The Honorable Minister, Medical and Public Health Department, Bengal will have within a few days completed his arduous duty of forming the General Council, and then this statutory body will forthwith proceed framing Rules and Regulations for the working of the State Faculty of Homoeopathic Medicine.

While considering the question of granting affiliation to the teaching institutions, the General Council will surely want certain conditions being fulfilled by the Schools and Colleges applying for affiliation. In prescribing syllabus of study, the General Council will keep in view the opinion expressed by the Honorable The Director General of Indian Medical Service at the Conference on Medical School Education held in Delhi. He remarked: “I think the case for improving the entrance examination is very strong.
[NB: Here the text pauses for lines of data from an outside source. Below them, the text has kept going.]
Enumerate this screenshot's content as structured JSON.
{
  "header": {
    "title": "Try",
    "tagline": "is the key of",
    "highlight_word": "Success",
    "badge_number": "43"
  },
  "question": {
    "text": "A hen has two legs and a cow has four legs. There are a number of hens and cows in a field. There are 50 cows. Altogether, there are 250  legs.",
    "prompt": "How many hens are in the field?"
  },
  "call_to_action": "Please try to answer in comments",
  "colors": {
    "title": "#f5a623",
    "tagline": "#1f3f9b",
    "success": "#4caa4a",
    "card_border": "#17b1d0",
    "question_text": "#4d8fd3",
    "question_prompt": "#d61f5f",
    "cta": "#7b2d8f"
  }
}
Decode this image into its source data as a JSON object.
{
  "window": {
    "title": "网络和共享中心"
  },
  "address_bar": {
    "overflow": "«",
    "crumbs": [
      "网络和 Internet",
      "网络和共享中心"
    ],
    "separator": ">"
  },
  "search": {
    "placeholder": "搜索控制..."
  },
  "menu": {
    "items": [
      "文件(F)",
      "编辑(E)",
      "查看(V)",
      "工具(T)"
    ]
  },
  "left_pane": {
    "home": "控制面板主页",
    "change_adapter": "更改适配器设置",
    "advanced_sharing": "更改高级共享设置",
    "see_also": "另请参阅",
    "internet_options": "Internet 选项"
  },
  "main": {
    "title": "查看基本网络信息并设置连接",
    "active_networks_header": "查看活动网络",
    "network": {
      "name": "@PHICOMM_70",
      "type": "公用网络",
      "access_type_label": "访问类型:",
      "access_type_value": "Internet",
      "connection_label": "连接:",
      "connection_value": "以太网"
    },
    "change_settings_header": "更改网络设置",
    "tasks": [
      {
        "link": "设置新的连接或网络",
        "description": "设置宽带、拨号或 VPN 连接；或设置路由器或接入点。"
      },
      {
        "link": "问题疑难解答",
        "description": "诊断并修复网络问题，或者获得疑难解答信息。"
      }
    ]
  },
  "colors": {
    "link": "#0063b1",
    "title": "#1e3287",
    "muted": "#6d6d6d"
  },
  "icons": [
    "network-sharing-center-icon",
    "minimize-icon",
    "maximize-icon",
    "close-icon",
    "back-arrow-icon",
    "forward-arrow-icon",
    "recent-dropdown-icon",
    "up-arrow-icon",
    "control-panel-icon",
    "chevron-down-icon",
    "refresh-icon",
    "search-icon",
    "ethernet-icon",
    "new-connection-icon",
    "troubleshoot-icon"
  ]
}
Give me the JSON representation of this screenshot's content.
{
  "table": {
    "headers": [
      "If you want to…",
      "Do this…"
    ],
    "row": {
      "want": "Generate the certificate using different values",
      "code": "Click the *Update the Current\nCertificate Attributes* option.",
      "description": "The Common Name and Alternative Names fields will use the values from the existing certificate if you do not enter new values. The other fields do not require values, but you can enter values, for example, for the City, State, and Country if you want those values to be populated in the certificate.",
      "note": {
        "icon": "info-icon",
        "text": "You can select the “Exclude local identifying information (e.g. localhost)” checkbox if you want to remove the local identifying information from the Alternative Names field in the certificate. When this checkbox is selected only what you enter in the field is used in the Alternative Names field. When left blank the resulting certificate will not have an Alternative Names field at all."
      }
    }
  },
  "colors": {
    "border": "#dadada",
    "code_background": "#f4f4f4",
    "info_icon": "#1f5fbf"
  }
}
It avoids disappointment and loss of time and money to both the prospective student and his parents if he is checked at the outset from attempting a career for which he is inadequately fitted.” At the same Conference resolution was passed recommending improvements in the general preliminary education qualifying for admission to medical schools.

We should strongly recommend that the entrants to Homoeopathic teaching institutions should pass the Matriculation of the Calcutta University (or its equivalent) with three science subjects as prescribed in the syllabus taking effect from the Matriculation Examination of 1941, viz., (a) Elements of Physics and Chemistry, (b) Elements of Biology, and (c) Elementary Hygiene. That the General Council will not permit admission of non-matriculates in its affiliated teaching institutions, is obvious to the man in the street.

To protect Homoeopathy from the activities of Diploma hawkers it is necessary that the General Council should adopt measures simulating the provisions of the Bombay Medical Practitioners Act of 1939, which provides that no person or body or institution other than the authorities of any Statutory Medical Faculty shall confer, grant, or issue, or hold himself out as entitled to confer, grant or issue any degree, diploma or licence which is identical with or is colourable imitation of any degree, diploma or licence granted by a legally authorised body or institution; any infringement of this provision is punishable with a fine of Rupees one thousand.

The General Council may emphatically request the Government of Bengal to rigorously enforce the Indian Medical Degrees Act, 1916, in this province. Elimination of uneducated and half-educated quacks of all systems of medicine may be effected only by such measures.

In the matter of registration, the General Council will face two classes of applicants, viz., (a) those who had received their medical education from one of the recognized schools and colleges, and (b) those who have been only adventitious practitioners without an academic training. In the case of the former no difficulty should arise if their applications were countersigned by the Principal, with a view to check malpractices of false of false personification.

In the case of the latter, the General Council would face the problem of registration based upon the length of practice, without considering the question of general education and training in the science and art of Homoeopathy. This is something like firing blunderbuss.

Under the circumstances, ten-years practice should be the minimum length of time for a practising homoeopathist for being entitled to registration and his application should be supported by the Professional tax bill of the Municipality within the jurisdiction of which he has been practising, or a certificate from the chairman of the Local Board or Union Board or from any Sub-Divisional Officer, testifying the bonafide practice of the applicant covering the required period. Anything less than a ten-years practice will be dangerous, if not homicidal, to be recognized for purposes of registration of a non-institutional practitioner.

The General Council will, as soon as registration commences, frame rules and regulations in regard to the conduct and misconduct, practice and malpractice, medical ethics, etc., for the guidance of the registered practitioners. In the Homoeopathic Herald, vol. II., pp. 265-273, we presented to our readers Code of Medical Ethics of the American Institute of Homoeopathy, and we trust a reference to same will be labour- saving.

N C Bose